[Data excerpts]
_ _ _ _ _ _ _

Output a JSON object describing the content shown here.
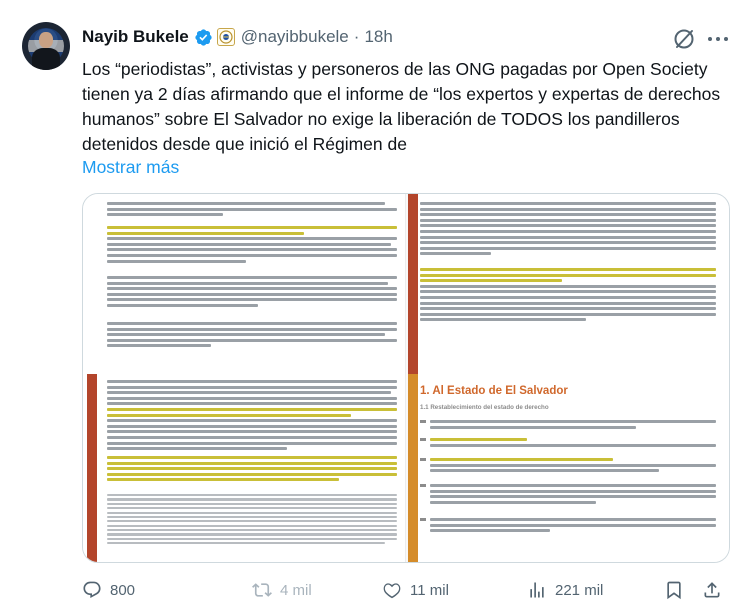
{
  "author": {
    "name": "Nayib Bukele",
    "handle": "@nayibbukele",
    "separator": "·",
    "time": "18h"
  },
  "tweet": {
    "text": "Los “periodistas”, activistas y personeros de las ONG pagadas por Open Society tienen ya 2 días afirmando que el informe de “los expertos y expertas de derechos humanos” sobre El Salvador no exige la liberación de TODOS los pandilleros detenidos desde que inició el Régimen de",
    "show_more": "Mostrar más"
  },
  "media": {
    "section_title": "1. Al Estado de El Salvador",
    "section_subtitle": "1.1 Restablecimiento del estado de derecho"
  },
  "actions": {
    "replies": "800",
    "reposts": "4 mil",
    "likes": "11 mil",
    "views": "221 mil"
  },
  "colors": {
    "link": "#1d9bf0",
    "secondary_text": "#536471",
    "verified": "#1d9bf0",
    "highlight": "#f2e530",
    "section_title": "#d0682c"
  },
  "icons": [
    "verified-badge-icon",
    "affiliation-seal-icon",
    "grok-icon",
    "more-icon",
    "reply-icon",
    "repost-icon",
    "like-icon",
    "views-icon",
    "bookmark-icon",
    "share-icon"
  ]
}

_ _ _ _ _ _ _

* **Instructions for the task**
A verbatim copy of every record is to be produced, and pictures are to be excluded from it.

* **Solution for this exercise**
Output a JSON object describing the content shown here.
{
  "author": {
    "name": "Nayib Bukele",
    "handle": "@nayibbukele",
    "separator": "·",
    "time": "18h"
  },
  "tweet": {
    "text": "Los “periodistas”, activistas y personeros de las ONG pagadas por Open Society tienen ya 2 días afirmando que el informe de “los expertos y expertas de derechos humanos” sobre El Salvador no exige la liberación de TODOS los pandilleros detenidos desde que inició el Régimen de",
    "show_more": "Mostrar más"
  },
  "media": {
    "section_title": "1. Al Estado de El Salvador",
    "section_subtitle": "1.1 Restablecimiento del estado de derecho"
  },
  "actions": {
    "replies": "800",
    "reposts": "4 mil",
    "likes": "11 mil",
    "views": "221 mil"
  },
  "colors": {
    "link": "#1d9bf0",
    "secondary_text": "#536471",
    "verified": "#1d9bf0",
    "highlight": "#f2e530",
    "section_title": "#d0682c"
  },
  "icons": [
    "verified-badge-icon",
    "affiliation-seal-icon",
    "grok-icon",
    "more-icon",
    "reply-icon",
    "repost-icon",
    "like-icon",
    "views-icon",
    "bookmark-icon",
    "share-icon"
  ]
}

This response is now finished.